This won`t be big news to readers—but it is big news that AP is reporting this sort of thing. Part of where these writers went wrong is they think hiring of foreign workers is just a cost savings measure. The real reasons are more complicated. At this point, the management of many "American" companies has a lot more identification with foreign workers than they do American workers. The CEO of Citicorp, for example, is originally from India and maintains close ties there. I`ve seen large software projects that had no real business justification—but did manage to get a lot of visas for "friends and family" of management. Each H-1b visa and green card has considerable monetary value-and that means managers will risk blowing off a career to obtain those visas. The manager simply needs to figure out a story to tell upper management that is credible.

In 2003 a colleague and I showed that high levels of immigration were associated with low state bond ratings. I`ve seen earlier studies that showed similar results for municipalities.

I would suggest investors need to ask is why do we give companies incentives for economic activities that have negative effects when scaled up? Part of the problem is that the SEC does not require companies to report immigration and visa status of publicly traded companies. If we had that data then I think it would become pretty obvious that the hiring of large numbers of H-1b workers is not a symptom of long term economic health on the part of a company.

The companies that have lead the H-1b charge were largely corporate welfare cases like Intel, Microsoft, Cisco and the major accounting firms like Price Waterhouse Coopers that have government-enforced near monopoly status. Those kinds of companies can afford to do stupid things for a long time because they have such deep pockets. When those companies all start following each other like lemmings over a cliff you have a serious problem.
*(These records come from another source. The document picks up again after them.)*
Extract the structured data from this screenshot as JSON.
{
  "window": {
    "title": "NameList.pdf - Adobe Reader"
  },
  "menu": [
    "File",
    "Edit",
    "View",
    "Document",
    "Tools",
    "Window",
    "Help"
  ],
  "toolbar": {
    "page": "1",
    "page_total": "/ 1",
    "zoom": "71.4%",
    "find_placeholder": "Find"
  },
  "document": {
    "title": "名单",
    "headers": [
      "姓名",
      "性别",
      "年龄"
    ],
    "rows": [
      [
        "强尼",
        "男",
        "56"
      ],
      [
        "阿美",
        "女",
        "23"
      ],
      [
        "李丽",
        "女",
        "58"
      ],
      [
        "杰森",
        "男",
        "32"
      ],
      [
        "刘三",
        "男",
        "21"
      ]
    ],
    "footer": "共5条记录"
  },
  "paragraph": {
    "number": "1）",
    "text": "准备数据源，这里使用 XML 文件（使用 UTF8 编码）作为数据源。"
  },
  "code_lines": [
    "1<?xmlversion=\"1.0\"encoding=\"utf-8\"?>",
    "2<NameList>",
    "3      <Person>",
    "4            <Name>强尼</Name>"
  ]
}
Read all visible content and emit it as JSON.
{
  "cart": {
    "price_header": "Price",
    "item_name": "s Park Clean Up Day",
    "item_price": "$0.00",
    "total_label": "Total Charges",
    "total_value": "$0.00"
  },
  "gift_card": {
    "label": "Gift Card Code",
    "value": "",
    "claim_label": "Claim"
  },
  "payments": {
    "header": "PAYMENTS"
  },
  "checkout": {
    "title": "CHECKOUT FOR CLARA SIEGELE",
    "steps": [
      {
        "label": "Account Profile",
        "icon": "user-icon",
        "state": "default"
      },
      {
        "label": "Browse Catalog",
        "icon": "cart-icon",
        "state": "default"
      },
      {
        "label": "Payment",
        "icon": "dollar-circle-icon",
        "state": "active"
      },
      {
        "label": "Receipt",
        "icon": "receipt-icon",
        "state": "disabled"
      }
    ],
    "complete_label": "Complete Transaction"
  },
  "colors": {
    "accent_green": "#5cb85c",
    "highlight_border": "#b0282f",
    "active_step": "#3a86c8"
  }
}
Those kinds of problems aren`t corrected until something really bad happens—like a major economic crisis that takes us beyond business as usual.